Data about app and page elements
○ ○ ○ ○ ○ ○ ○

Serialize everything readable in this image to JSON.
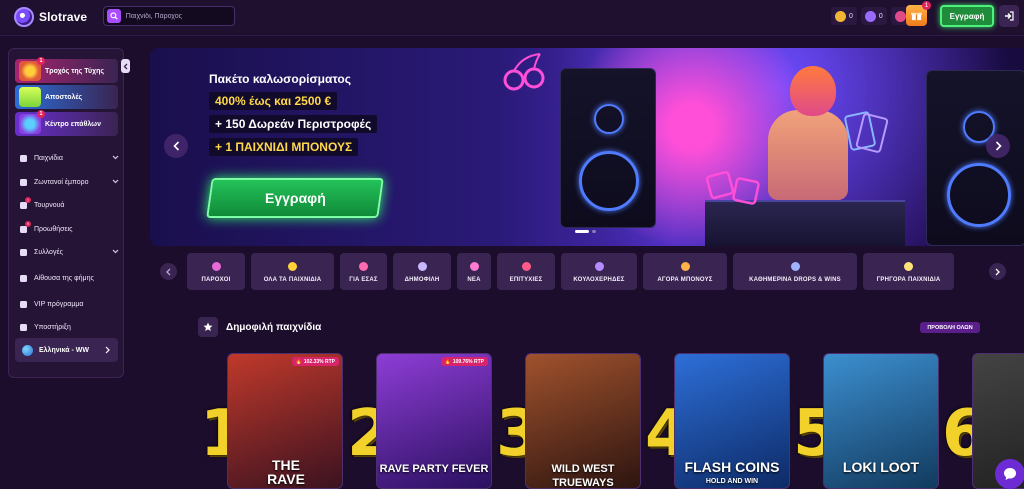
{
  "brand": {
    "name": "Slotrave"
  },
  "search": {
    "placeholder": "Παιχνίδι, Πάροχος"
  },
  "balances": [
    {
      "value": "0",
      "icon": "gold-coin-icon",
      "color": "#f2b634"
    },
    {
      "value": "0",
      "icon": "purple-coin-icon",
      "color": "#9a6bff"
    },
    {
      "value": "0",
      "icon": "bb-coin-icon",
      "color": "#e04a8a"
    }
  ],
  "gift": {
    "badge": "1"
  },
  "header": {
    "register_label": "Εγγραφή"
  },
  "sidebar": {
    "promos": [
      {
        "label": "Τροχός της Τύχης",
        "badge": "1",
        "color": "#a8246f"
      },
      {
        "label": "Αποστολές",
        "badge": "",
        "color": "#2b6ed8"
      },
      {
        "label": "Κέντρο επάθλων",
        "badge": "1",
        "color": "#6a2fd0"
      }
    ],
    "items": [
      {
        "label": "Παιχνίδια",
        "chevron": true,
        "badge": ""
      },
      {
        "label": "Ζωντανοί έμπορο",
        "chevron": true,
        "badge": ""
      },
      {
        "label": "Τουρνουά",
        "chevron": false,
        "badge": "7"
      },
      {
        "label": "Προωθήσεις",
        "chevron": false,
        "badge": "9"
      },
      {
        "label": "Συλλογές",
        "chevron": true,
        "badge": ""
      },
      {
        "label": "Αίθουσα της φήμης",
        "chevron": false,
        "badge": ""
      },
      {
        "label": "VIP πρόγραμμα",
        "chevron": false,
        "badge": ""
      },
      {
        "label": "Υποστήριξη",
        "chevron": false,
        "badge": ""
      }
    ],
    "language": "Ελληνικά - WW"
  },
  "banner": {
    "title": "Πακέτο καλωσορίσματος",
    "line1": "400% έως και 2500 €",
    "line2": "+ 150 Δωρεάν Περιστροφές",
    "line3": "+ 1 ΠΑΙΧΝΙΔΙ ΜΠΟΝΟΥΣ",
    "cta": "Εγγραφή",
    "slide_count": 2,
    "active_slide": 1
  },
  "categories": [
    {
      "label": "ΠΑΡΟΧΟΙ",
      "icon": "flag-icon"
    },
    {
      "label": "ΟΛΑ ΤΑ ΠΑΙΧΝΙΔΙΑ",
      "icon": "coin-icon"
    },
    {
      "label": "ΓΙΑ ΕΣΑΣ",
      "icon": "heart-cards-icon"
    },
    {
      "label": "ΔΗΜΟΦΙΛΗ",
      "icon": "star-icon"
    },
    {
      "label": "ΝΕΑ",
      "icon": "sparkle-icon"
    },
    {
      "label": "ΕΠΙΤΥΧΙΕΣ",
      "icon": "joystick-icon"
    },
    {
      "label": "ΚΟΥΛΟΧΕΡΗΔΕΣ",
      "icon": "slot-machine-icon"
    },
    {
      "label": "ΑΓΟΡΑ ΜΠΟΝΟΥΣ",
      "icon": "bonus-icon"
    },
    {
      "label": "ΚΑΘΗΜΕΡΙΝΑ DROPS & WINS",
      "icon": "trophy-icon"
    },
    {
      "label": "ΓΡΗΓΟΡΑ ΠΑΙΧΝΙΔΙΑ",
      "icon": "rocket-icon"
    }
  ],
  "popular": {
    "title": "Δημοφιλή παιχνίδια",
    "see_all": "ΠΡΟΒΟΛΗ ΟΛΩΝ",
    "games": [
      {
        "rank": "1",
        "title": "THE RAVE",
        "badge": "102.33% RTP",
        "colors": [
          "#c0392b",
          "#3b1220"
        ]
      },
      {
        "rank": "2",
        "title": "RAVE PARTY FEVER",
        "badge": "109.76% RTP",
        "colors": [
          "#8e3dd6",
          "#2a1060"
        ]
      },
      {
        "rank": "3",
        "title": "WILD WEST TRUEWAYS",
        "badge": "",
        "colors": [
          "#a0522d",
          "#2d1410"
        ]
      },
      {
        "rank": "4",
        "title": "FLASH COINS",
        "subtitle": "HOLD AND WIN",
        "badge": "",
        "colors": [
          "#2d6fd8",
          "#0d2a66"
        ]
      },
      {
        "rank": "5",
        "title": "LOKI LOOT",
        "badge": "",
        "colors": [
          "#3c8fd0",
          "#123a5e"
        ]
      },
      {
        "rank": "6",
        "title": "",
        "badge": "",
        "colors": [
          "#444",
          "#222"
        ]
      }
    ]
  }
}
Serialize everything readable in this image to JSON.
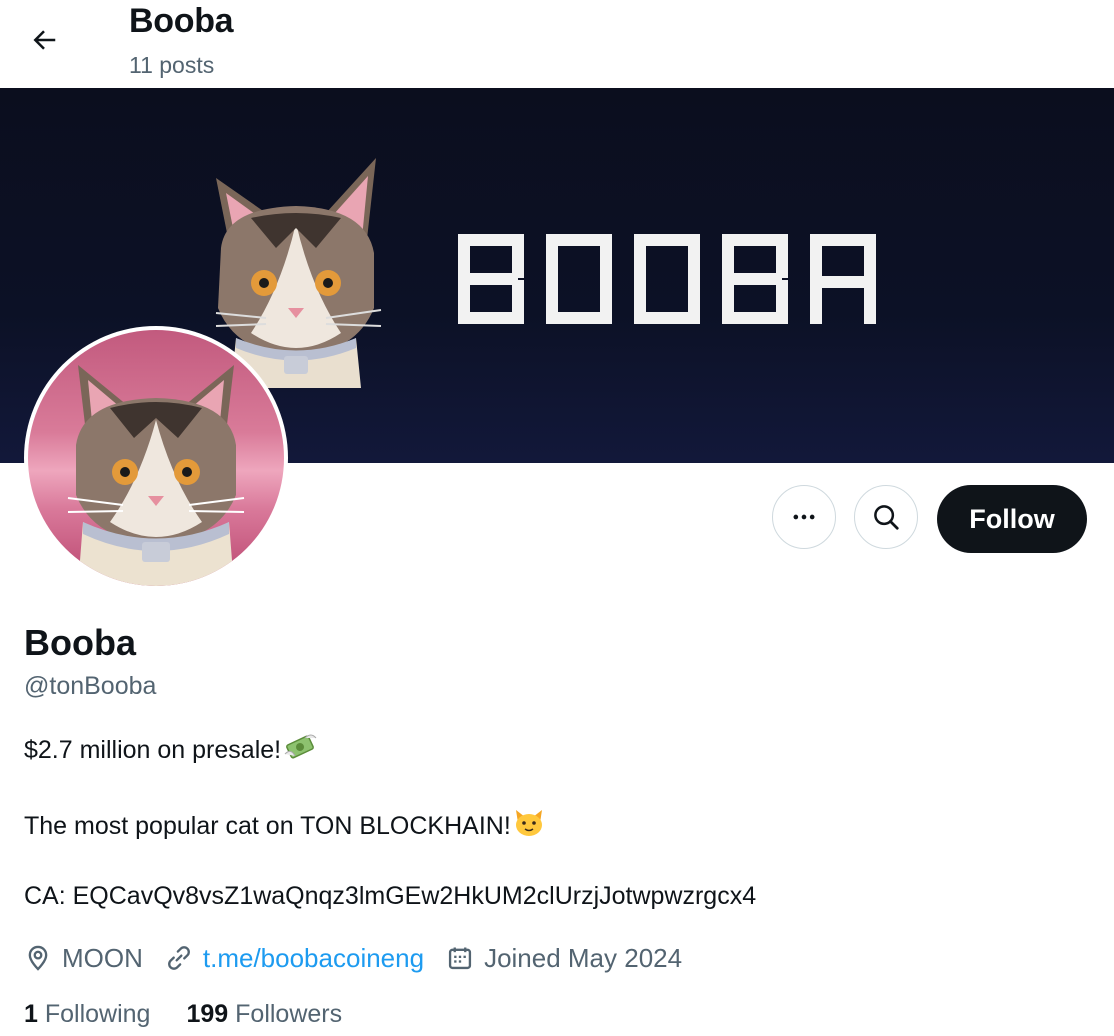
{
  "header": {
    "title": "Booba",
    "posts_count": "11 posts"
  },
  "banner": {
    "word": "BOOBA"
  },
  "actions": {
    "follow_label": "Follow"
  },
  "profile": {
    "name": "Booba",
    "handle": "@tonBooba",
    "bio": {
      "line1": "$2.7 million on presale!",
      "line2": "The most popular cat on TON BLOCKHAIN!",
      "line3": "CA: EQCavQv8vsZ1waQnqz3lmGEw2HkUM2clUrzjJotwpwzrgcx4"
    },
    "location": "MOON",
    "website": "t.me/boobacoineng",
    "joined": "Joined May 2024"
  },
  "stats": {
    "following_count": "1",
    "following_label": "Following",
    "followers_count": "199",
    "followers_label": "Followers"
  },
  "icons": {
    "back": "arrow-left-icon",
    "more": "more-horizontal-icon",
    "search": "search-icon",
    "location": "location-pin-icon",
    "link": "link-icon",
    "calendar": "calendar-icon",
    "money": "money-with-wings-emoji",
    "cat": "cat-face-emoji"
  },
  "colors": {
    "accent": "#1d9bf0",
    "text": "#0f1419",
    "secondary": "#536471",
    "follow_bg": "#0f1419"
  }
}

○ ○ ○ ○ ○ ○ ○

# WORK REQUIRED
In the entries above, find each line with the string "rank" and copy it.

# RESPONSE TO THIS EXERCISE
        "rank": "1",
        "rank": "2",
        "rank": "3",
        "rank": "4",
        "rank": "5",
        "rank": "6",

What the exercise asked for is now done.